Your task: Please repeat all of the listing exactly.

Supplied records:
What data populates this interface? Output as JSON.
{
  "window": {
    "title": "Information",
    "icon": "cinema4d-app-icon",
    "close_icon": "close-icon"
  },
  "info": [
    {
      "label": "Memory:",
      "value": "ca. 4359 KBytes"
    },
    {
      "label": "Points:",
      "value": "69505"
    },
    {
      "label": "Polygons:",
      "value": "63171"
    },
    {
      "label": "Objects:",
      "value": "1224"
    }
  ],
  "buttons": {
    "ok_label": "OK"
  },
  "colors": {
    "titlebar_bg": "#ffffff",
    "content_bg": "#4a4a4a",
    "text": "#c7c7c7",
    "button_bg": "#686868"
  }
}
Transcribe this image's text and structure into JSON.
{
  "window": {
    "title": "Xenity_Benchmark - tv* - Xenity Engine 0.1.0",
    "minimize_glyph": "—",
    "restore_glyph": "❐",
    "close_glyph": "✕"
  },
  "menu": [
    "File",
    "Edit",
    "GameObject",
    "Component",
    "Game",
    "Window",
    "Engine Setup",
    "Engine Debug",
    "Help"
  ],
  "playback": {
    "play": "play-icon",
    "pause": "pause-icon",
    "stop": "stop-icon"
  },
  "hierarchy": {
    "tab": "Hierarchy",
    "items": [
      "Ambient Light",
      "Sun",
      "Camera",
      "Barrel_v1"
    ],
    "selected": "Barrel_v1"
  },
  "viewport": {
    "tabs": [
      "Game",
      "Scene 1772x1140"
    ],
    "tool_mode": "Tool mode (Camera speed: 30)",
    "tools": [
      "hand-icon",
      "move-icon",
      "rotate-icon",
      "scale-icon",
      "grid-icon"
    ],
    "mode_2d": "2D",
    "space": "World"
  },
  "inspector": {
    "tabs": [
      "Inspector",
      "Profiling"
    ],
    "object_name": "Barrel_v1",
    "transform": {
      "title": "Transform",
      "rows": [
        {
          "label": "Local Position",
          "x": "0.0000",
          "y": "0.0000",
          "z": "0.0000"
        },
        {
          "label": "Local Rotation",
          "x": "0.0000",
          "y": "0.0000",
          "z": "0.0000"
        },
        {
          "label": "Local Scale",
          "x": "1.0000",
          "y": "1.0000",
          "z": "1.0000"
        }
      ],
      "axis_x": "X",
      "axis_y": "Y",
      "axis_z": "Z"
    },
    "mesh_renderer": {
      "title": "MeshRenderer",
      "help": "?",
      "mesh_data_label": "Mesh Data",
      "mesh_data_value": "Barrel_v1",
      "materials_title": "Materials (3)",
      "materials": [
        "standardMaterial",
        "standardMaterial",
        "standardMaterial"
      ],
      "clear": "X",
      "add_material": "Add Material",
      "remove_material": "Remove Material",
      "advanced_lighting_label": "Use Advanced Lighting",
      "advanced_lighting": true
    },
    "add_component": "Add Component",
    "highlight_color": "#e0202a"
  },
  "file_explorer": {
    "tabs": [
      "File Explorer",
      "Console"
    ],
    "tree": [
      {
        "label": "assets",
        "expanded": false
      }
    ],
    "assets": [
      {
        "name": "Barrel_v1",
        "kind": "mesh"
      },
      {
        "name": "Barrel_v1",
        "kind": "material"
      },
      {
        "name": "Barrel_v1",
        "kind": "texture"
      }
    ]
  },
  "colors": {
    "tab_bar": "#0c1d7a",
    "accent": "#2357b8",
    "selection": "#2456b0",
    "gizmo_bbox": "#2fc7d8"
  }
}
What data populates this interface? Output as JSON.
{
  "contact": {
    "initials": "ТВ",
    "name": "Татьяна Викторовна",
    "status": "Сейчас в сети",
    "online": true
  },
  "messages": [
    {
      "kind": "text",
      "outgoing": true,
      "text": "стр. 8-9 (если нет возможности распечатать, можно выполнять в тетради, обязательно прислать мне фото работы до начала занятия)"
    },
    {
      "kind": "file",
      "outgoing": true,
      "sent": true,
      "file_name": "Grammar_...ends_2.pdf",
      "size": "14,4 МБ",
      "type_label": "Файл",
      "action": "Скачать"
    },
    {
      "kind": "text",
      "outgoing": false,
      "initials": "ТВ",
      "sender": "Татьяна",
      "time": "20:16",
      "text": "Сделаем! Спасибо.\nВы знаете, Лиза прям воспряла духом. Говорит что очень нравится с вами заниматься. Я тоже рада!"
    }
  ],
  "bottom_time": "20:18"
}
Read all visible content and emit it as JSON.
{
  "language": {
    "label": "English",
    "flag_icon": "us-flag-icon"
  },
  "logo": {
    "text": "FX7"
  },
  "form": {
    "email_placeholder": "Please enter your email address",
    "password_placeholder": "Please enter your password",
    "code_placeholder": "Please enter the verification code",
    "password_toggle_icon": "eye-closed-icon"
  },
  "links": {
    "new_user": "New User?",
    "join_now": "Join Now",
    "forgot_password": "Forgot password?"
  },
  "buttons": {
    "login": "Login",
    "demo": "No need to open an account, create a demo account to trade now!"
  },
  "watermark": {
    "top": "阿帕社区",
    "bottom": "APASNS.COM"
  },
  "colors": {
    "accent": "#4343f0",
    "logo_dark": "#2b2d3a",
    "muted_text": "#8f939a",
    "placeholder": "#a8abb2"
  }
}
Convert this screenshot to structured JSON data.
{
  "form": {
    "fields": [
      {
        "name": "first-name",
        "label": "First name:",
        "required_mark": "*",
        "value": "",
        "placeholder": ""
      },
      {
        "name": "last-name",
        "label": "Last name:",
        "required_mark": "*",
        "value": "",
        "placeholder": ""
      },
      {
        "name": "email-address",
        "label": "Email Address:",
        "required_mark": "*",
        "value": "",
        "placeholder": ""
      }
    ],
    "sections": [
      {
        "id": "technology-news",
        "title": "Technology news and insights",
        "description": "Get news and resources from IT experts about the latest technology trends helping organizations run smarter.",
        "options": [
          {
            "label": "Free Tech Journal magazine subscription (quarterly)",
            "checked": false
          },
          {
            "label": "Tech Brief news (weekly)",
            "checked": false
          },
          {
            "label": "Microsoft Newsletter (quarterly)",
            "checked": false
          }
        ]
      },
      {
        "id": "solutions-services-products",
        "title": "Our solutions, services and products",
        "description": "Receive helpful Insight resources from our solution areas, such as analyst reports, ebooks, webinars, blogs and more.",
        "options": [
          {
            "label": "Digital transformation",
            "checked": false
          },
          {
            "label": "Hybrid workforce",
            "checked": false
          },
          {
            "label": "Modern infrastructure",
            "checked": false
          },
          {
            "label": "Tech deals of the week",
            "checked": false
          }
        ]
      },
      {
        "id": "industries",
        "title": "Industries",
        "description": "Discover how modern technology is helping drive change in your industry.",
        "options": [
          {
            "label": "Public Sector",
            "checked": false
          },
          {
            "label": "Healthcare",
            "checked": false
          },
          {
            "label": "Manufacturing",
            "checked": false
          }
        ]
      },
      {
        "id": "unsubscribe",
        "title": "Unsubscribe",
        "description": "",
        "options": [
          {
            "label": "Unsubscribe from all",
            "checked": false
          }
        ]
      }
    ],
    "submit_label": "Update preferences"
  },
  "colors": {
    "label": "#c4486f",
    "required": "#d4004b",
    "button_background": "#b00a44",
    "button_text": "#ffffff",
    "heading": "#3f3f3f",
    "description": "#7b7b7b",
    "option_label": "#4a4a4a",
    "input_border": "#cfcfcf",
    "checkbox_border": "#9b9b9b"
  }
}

Response to the exercise:
What data populates this interface? Output as JSON.
{
  "window": {
    "title": "Information",
    "icon": "cinema4d-app-icon",
    "close_icon": "close-icon"
  },
  "info": [
    {
      "label": "Memory:",
      "value": "ca. 4359 KBytes"
    },
    {
      "label": "Points:",
      "value": "69505"
    },
    {
      "label": "Polygons:",
      "value": "63171"
    },
    {
      "label": "Objects:",
      "value": "1224"
    }
  ],
  "buttons": {
    "ok_label": "OK"
  },
  "colors": {
    "titlebar_bg": "#ffffff",
    "content_bg": "#4a4a4a",
    "text": "#c7c7c7",
    "button_bg": "#686868"
  }
}
Transcribe this image's text and structure into JSON.
{
  "window": {
    "title": "Xenity_Benchmark - tv* - Xenity Engine 0.1.0",
    "minimize_glyph": "—",
    "restore_glyph": "❐",
    "close_glyph": "✕"
  },
  "menu": [
    "File",
    "Edit",
    "GameObject",
    "Component",
    "Game",
    "Window",
    "Engine Setup",
    "Engine Debug",
    "Help"
  ],
  "playback": {
    "play": "play-icon",
    "pause": "pause-icon",
    "stop": "stop-icon"
  },
  "hierarchy": {
    "tab": "Hierarchy",
    "items": [
      "Ambient Light",
      "Sun",
      "Camera",
      "Barrel_v1"
    ],
    "selected": "Barrel_v1"
  },
  "viewport": {
    "tabs": [
      "Game",
      "Scene 1772x1140"
    ],
    "tool_mode": "Tool mode (Camera speed: 30)",
    "tools": [
      "hand-icon",
      "move-icon",
      "rotate-icon",
      "scale-icon",
      "grid-icon"
    ],
    "mode_2d": "2D",
    "space": "World"
  },
  "inspector": {
    "tabs": [
      "Inspector",
      "Profiling"
    ],
    "object_name": "Barrel_v1",
    "transform": {
      "title": "Transform",
      "rows": [
        {
          "label": "Local Position",
          "x": "0.0000",
          "y": "0.0000",
          "z": "0.0000"
        },
        {
          "label": "Local Rotation",
          "x": "0.0000",
          "y": "0.0000",
          "z": "0.0000"
        },
        {
          "label": "Local Scale",
          "x": "1.0000",
          "y": "1.0000",
          "z": "1.0000"
        }
      ],
      "axis_x": "X",
      "axis_y": "Y",
      "axis_z": "Z"
    },
    "mesh_renderer": {
      "title": "MeshRenderer",
      "help": "?",
      "mesh_data_label": "Mesh Data",
      "mesh_data_value": "Barrel_v1",
      "materials_title": "Materials (3)",
      "materials": [
        "standardMaterial",
        "standardMaterial",
        "standardMaterial"
      ],
      "clear": "X",
      "add_material": "Add Material",
      "remove_material": "Remove Material",
      "advanced_lighting_label": "Use Advanced Lighting",
      "advanced_lighting": true
    },
    "add_component": "Add Component",
    "highlight_color": "#e0202a"
  },
  "file_explorer": {
    "tabs": [
      "File Explorer",
      "Console"
    ],
    "tree": [
      {
        "label": "assets",
        "expanded": false
      }
    ],
    "assets": [
      {
        "name": "Barrel_v1",
        "kind": "mesh"
      },
      {
        "name": "Barrel_v1",
        "kind": "material"
      },
      {
        "name": "Barrel_v1",
        "kind": "texture"
      }
    ]
  },
  "colors": {
    "tab_bar": "#0c1d7a",
    "accent": "#2357b8",
    "selection": "#2456b0",
    "gizmo_bbox": "#2fc7d8"
  }
}
What data populates this interface? Output as JSON.
{
  "contact": {
    "initials": "ТВ",
    "name": "Татьяна Викторовна",
    "status": "Сейчас в сети",
    "online": true
  },
  "messages": [
    {
      "kind": "text",
      "outgoing": true,
      "text": "стр. 8-9 (если нет возможности распечатать, можно выполнять в тетради, обязательно прислать мне фото работы до начала занятия)"
    },
    {
      "kind": "file",
      "outgoing": true,
      "sent": true,
      "file_name": "Grammar_...ends_2.pdf",
      "size": "14,4 МБ",
      "type_label": "Файл",
      "action": "Скачать"
    },
    {
      "kind": "text",
      "outgoing": false,
      "initials": "ТВ",
      "sender": "Татьяна",
      "time": "20:16",
      "text": "Сделаем! Спасибо.\nВы знаете, Лиза прям воспряла духом. Говорит что очень нравится с вами заниматься. Я тоже рада!"
    }
  ],
  "bottom_time": "20:18"
}
Read all visible content and emit it as JSON.
{
  "language": {
    "label": "English",
    "flag_icon": "us-flag-icon"
  },
  "logo": {
    "text": "FX7"
  },
  "form": {
    "email_placeholder": "Please enter your email address",
    "password_placeholder": "Please enter your password",
    "code_placeholder": "Please enter the verification code",
    "password_toggle_icon": "eye-closed-icon"
  },
  "links": {
    "new_user": "New User?",
    "join_now": "Join Now",
    "forgot_password": "Forgot password?"
  },
  "buttons": {
    "login": "Login",
    "demo": "No need to open an account, create a demo account to trade now!"
  },
  "watermark": {
    "top": "阿帕社区",
    "bottom": "APASNS.COM"
  },
  "colors": {
    "accent": "#4343f0",
    "logo_dark": "#2b2d3a",
    "muted_text": "#8f939a",
    "placeholder": "#a8abb2"
  }
}
Convert this screenshot to structured JSON data.
{
  "form": {
    "fields": [
      {
        "name": "first-name",
        "label": "First name:",
        "required_mark": "*",
        "value": "",
        "placeholder": ""
      },
      {
        "name": "last-name",
        "label": "Last name:",
        "required_mark": "*",
        "value": "",
        "placeholder": ""
      },
      {
        "name": "email-address",
        "label": "Email Address:",
        "required_mark": "*",
        "value": "",
        "placeholder": ""
      }
    ],
    "sections": [
      {
        "id": "technology-news",
        "title": "Technology news and insights",
        "description": "Get news and resources from IT experts about the latest technology trends helping organizations run smarter.",
        "options": [
          {
            "label": "Free Tech Journal magazine subscription (quarterly)",
            "checked": false
          },
          {
            "label": "Tech Brief news (weekly)",
            "checked": false
          },
          {
            "label": "Microsoft Newsletter (quarterly)",
            "checked": false
          }
        ]
      },
      {
        "id": "solutions-services-products",
        "title": "Our solutions, services and products",
        "description": "Receive helpful Insight resources from our solution areas, such as analyst reports, ebooks, webinars, blogs and more.",
        "options": [
          {
            "label": "Digital transformation",
            "checked": false
          },
          {
            "label": "Hybrid workforce",
            "checked": false
          },
          {
            "label": "Modern infrastructure",
            "checked": false
          },
          {
            "label": "Tech deals of the week",
            "checked": false
          }
        ]
      },
      {
        "id": "industries",
        "title": "Industries",
        "description": "Discover how modern technology is helping drive change in your industry.",
        "options": [
          {
            "label": "Public Sector",
            "checked": false
          },
          {
            "label": "Healthcare",
            "checked": false
          },
          {
            "label": "Manufacturing",
            "checked": false
          }
        ]
      },
      {
        "id": "unsubscribe",
        "title": "Unsubscribe",
        "description": "",
        "options": [
          {
            "label": "Unsubscribe from all",
            "checked": false
          }
        ]
      }
    ],
    "submit_label": "Update preferences"
  },
  "colors": {
    "label": "#c4486f",
    "required": "#d4004b",
    "button_background": "#b00a44",
    "button_text": "#ffffff",
    "heading": "#3f3f3f",
    "description": "#7b7b7b",
    "option_label": "#4a4a4a",
    "input_border": "#cfcfcf",
    "checkbox_border": "#9b9b9b"
  }
}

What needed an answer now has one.